South Asia Program, Carnegie Endowment for International Peace
Modi's India: Change You Can Believe In?
About the Topic
The 2014 Indian general election, the largest democratic exercise in history, produced a landslide victory for the opposition Bharatiya Janata Party (BJP) and its leader, Narendra Modi. The election verdict has been hailed as “historic,” “unprecedented,” and a “game-changer” for India’s future. Brandishing his credentials as an economic modernizer, Modi led the BJP to a decisive victory over the incumbent Congress Party, whose Nehru-Gandhi dynasty has ruled India for much of its post-Independence history.
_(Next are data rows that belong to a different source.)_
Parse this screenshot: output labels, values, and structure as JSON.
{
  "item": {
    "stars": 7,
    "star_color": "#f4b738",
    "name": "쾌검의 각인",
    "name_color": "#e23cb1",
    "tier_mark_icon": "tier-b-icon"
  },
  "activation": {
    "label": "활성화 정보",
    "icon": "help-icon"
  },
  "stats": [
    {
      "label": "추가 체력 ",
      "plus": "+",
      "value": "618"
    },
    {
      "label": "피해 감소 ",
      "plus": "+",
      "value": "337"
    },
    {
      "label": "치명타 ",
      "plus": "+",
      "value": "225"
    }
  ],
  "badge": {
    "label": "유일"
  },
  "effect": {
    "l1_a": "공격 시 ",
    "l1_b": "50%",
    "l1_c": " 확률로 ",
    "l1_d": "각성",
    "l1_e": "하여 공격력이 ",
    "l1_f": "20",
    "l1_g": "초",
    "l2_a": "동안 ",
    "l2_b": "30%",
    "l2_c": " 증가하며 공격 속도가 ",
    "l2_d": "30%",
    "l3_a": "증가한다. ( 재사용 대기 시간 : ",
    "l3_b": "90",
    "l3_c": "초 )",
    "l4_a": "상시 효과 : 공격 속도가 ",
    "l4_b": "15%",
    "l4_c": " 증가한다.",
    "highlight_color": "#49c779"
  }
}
Modi’s supporters believe he possesses unique skills to get India’s sagging economy back on track, an urgent task for a country with 1.25 billion people, 50 percent of whom are under the age of 25. On the other hand, detractors criticize him for “authoritarian” tendencies and his involvement in horrific ethnic riots which took place on his watch when he was chief minister of the state of Gujarat. Indeed, for the greater part of the past decade, the United States denied Modi a visa to enter the country due to concerns about his human rights record.
In this lecture, Dr. Milan Vaishnav will reflect on the election results and Modi’s performance in his first year in office to evaluate how India’s economic, society, politics, and foreign policy have changed, and how they have not, in the new “Modi era.” These developments, in turn, have real-world implications for the United States and the U.S.-India bilateral partnership.
Milan Vaishnav is an associate in the South Asia Program at the Carnegie Endowment for International Peace. His primary research focus is the political economy of India, and he examines issues such as corruption and governance, state capacity, distributive politics, and electoral behavior.
About the Speaker
One of his ongoing major projects examines the causes and consequences of political corruption in India with an emphasis on representation and quality of political leadership, connections between the state and private capital, and the management and exploitation of natural resources. He also works on development policy as well as issues of governance in developing countries and their relation to democratic accountability.
He is the co-editor of the book Short of the Goal: U.S. Policy and Poorly Performing States (Center for Global Development, 2006). His work has also been published in the Latin American Research Review.
Previously, he worked at the Center for Global Development, where he served as a postdoctoral research fellow, the Center for Strategic and International Studies, and the Council on Foreign Relations. He has taught at Columbia, Georgetown, and George Washington Universities.